▶ **What to work on**:
Reproduce all entries precisely, down to the last character.

= Beginning of Section =

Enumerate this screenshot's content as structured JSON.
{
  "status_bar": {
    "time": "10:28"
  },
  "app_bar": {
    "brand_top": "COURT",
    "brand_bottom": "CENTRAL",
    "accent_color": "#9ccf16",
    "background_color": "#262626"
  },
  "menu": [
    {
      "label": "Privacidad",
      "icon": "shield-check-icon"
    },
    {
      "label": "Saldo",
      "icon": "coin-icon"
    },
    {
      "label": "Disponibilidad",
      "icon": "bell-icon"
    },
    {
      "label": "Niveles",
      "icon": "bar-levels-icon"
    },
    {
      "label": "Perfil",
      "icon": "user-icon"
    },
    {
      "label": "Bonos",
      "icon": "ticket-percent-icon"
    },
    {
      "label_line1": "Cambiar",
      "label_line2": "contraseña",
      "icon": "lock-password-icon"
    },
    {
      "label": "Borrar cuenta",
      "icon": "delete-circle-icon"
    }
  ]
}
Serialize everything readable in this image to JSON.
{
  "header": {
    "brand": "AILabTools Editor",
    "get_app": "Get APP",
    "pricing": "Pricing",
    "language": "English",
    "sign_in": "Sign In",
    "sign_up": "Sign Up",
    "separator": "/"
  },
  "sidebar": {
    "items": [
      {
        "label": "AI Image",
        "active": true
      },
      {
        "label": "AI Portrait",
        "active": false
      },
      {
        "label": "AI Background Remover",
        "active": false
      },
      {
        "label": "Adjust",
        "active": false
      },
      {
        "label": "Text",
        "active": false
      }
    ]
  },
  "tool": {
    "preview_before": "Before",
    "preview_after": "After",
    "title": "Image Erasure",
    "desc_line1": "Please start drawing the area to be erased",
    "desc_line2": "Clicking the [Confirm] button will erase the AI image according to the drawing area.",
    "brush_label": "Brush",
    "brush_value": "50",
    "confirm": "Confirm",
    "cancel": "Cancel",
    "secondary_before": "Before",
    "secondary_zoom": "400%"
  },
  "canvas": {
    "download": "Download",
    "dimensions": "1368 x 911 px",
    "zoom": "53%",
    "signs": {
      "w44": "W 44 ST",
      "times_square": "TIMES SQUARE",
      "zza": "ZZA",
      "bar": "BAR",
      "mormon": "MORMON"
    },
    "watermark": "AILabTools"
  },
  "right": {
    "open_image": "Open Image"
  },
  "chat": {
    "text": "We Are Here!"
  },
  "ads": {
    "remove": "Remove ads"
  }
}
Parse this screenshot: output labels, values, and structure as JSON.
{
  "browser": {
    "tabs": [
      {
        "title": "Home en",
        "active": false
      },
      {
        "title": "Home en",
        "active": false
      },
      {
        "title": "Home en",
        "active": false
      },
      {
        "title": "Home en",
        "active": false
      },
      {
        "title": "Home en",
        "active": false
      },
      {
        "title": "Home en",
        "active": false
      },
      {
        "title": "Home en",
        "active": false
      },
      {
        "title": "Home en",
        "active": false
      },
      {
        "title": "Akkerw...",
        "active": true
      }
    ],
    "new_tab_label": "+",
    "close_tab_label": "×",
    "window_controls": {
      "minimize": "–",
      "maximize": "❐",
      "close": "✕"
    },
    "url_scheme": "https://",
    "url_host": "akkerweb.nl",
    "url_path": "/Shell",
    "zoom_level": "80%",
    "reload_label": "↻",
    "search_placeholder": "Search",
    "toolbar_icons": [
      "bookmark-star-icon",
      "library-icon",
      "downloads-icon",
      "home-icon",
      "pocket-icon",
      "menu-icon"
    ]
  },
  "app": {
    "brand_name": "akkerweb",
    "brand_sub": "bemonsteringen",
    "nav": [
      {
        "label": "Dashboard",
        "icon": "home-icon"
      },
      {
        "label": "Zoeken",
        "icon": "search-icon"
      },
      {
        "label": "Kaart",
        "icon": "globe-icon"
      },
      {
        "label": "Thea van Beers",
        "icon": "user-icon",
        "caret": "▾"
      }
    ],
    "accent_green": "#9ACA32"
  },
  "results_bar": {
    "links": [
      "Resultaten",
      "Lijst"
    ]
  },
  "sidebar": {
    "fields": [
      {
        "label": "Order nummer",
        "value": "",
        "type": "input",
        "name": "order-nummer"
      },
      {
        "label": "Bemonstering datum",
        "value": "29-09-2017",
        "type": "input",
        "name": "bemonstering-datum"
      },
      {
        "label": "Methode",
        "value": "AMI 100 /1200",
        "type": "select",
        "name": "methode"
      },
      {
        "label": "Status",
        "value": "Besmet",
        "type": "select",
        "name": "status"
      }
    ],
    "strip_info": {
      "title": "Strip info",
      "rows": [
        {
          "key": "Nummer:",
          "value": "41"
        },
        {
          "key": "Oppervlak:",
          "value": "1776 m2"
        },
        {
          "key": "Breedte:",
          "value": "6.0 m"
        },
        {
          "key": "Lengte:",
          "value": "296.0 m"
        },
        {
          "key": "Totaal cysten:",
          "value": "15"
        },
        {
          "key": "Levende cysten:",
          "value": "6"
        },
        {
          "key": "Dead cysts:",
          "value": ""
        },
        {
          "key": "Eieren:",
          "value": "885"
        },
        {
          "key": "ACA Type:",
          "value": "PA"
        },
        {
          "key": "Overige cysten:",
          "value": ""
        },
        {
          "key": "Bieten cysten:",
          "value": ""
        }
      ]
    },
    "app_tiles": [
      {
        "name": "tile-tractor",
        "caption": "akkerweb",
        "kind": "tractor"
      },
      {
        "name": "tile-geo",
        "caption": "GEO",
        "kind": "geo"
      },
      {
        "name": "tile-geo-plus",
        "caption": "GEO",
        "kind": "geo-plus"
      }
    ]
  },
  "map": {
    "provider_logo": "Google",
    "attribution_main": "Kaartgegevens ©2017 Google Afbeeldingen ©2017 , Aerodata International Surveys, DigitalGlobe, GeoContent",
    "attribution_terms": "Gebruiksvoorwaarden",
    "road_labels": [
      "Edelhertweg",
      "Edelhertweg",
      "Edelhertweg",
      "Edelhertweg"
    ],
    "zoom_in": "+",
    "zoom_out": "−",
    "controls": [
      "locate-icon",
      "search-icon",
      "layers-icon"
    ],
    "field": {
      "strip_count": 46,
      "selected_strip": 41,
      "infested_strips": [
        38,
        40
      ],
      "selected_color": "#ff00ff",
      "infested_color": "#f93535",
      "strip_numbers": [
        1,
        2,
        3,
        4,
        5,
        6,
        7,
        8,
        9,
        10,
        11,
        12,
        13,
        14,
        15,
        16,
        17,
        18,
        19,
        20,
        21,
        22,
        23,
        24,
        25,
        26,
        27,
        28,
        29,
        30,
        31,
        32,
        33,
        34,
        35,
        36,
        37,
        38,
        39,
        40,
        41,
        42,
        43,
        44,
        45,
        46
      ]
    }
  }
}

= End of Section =

▶ **Answer box**:
Enumerate this screenshot's content as structured JSON.
{
  "status_bar": {
    "time": "10:28"
  },
  "app_bar": {
    "brand_top": "COURT",
    "brand_bottom": "CENTRAL",
    "accent_color": "#9ccf16",
    "background_color": "#262626"
  },
  "menu": [
    {
      "label": "Privacidad",
      "icon": "shield-check-icon"
    },
    {
      "label": "Saldo",
      "icon": "coin-icon"
    },
    {
      "label": "Disponibilidad",
      "icon": "bell-icon"
    },
    {
      "label": "Niveles",
      "icon": "bar-levels-icon"
    },
    {
      "label": "Perfil",
      "icon": "user-icon"
    },
    {
      "label": "Bonos",
      "icon": "ticket-percent-icon"
    },
    {
      "label_line1": "Cambiar",
      "label_line2": "contraseña",
      "icon": "lock-password-icon"
    },
    {
      "label": "Borrar cuenta",
      "icon": "delete-circle-icon"
    }
  ]
}
Serialize everything readable in this image to JSON.
{
  "header": {
    "brand": "AILabTools Editor",
    "get_app": "Get APP",
    "pricing": "Pricing",
    "language": "English",
    "sign_in": "Sign In",
    "sign_up": "Sign Up",
    "separator": "/"
  },
  "sidebar": {
    "items": [
      {
        "label": "AI Image",
        "active": true
      },
      {
        "label": "AI Portrait",
        "active": false
      },
      {
        "label": "AI Background Remover",
        "active": false
      },
      {
        "label": "Adjust",
        "active": false
      },
      {
        "label": "Text",
        "active": false
      }
    ]
  },
  "tool": {
    "preview_before": "Before",
    "preview_after": "After",
    "title": "Image Erasure",
    "desc_line1": "Please start drawing the area to be erased",
    "desc_line2": "Clicking the [Confirm] button will erase the AI image according to the drawing area.",
    "brush_label": "Brush",
    "brush_value": "50",
    "confirm": "Confirm",
    "cancel": "Cancel",
    "secondary_before": "Before",
    "secondary_zoom": "400%"
  },
  "canvas": {
    "download": "Download",
    "dimensions": "1368 x 911 px",
    "zoom": "53%",
    "signs": {
      "w44": "W 44 ST",
      "times_square": "TIMES SQUARE",
      "zza": "ZZA",
      "bar": "BAR",
      "mormon": "MORMON"
    },
    "watermark": "AILabTools"
  },
  "right": {
    "open_image": "Open Image"
  },
  "chat": {
    "text": "We Are Here!"
  },
  "ads": {
    "remove": "Remove ads"
  }
}
Parse this screenshot: output labels, values, and structure as JSON.
{
  "browser": {
    "tabs": [
      {
        "title": "Home en",
        "active": false
      },
      {
        "title": "Home en",
        "active": false
      },
      {
        "title": "Home en",
        "active": false
      },
      {
        "title": "Home en",
        "active": false
      },
      {
        "title": "Home en",
        "active": false
      },
      {
        "title": "Home en",
        "active": false
      },
      {
        "title": "Home en",
        "active": false
      },
      {
        "title": "Home en",
        "active": false
      },
      {
        "title": "Akkerw...",
        "active": true
      }
    ],
    "new_tab_label": "+",
    "close_tab_label": "×",
    "window_controls": {
      "minimize": "–",
      "maximize": "❐",
      "close": "✕"
    },
    "url_scheme": "https://",
    "url_host": "akkerweb.nl",
    "url_path": "/Shell",
    "zoom_level": "80%",
    "reload_label": "↻",
    "search_placeholder": "Search",
    "toolbar_icons": [
      "bookmark-star-icon",
      "library-icon",
      "downloads-icon",
      "home-icon",
      "pocket-icon",
      "menu-icon"
    ]
  },
  "app": {
    "brand_name": "akkerweb",
    "brand_sub": "bemonsteringen",
    "nav": [
      {
        "label": "Dashboard",
        "icon": "home-icon"
      },
      {
        "label": "Zoeken",
        "icon": "search-icon"
      },
      {
        "label": "Kaart",
        "icon": "globe-icon"
      },
      {
        "label": "Thea van Beers",
        "icon": "user-icon",
        "caret": "▾"
      }
    ],
    "accent_green": "#9ACA32"
  },
  "results_bar": {
    "links": [
      "Resultaten",
      "Lijst"
    ]
  },
  "sidebar": {
    "fields": [
      {
        "label": "Order nummer",
        "value": "",
        "type": "input",
        "name": "order-nummer"
      },
      {
        "label": "Bemonstering datum",
        "value": "29-09-2017",
        "type": "input",
        "name": "bemonstering-datum"
      },
      {
        "label": "Methode",
        "value": "AMI 100 /1200",
        "type": "select",
        "name": "methode"
      },
      {
        "label": "Status",
        "value": "Besmet",
        "type": "select",
        "name": "status"
      }
    ],
    "strip_info": {
      "title": "Strip info",
      "rows": [
        {
          "key": "Nummer:",
          "value": "41"
        },
        {
          "key": "Oppervlak:",
          "value": "1776 m2"
        },
        {
          "key": "Breedte:",
          "value": "6.0 m"
        },
        {
          "key": "Lengte:",
          "value": "296.0 m"
        },
        {
          "key": "Totaal cysten:",
          "value": "15"
        },
        {
          "key": "Levende cysten:",
          "value": "6"
        },
        {
          "key": "Dead cysts:",
          "value": ""
        },
        {
          "key": "Eieren:",
          "value": "885"
        },
        {
          "key": "ACA Type:",
          "value": "PA"
        },
        {
          "key": "Overige cysten:",
          "value": ""
        },
        {
          "key": "Bieten cysten:",
          "value": ""
        }
      ]
    },
    "app_tiles": [
      {
        "name": "tile-tractor",
        "caption": "akkerweb",
        "kind": "tractor"
      },
      {
        "name": "tile-geo",
        "caption": "GEO",
        "kind": "geo"
      },
      {
        "name": "tile-geo-plus",
        "caption": "GEO",
        "kind": "geo-plus"
      }
    ]
  },
  "map": {
    "provider_logo": "Google",
    "attribution_main": "Kaartgegevens ©2017 Google Afbeeldingen ©2017 , Aerodata International Surveys, DigitalGlobe, GeoContent",
    "attribution_terms": "Gebruiksvoorwaarden",
    "road_labels": [
      "Edelhertweg",
      "Edelhertweg",
      "Edelhertweg",
      "Edelhertweg"
    ],
    "zoom_in": "+",
    "zoom_out": "−",
    "controls": [
      "locate-icon",
      "search-icon",
      "layers-icon"
    ],
    "field": {
      "strip_count": 46,
      "selected_strip": 41,
      "infested_strips": [
        38,
        40
      ],
      "selected_color": "#ff00ff",
      "infested_color": "#f93535",
      "strip_numbers": [
        1,
        2,
        3,
        4,
        5,
        6,
        7,
        8,
        9,
        10,
        11,
        12,
        13,
        14,
        15,
        16,
        17,
        18,
        19,
        20,
        21,
        22,
        23,
        24,
        25,
        26,
        27,
        28,
        29,
        30,
        31,
        32,
        33,
        34,
        35,
        36,
        37,
        38,
        39,
        40,
        41,
        42,
        43,
        44,
        45,
        46
      ]
    }
  }
}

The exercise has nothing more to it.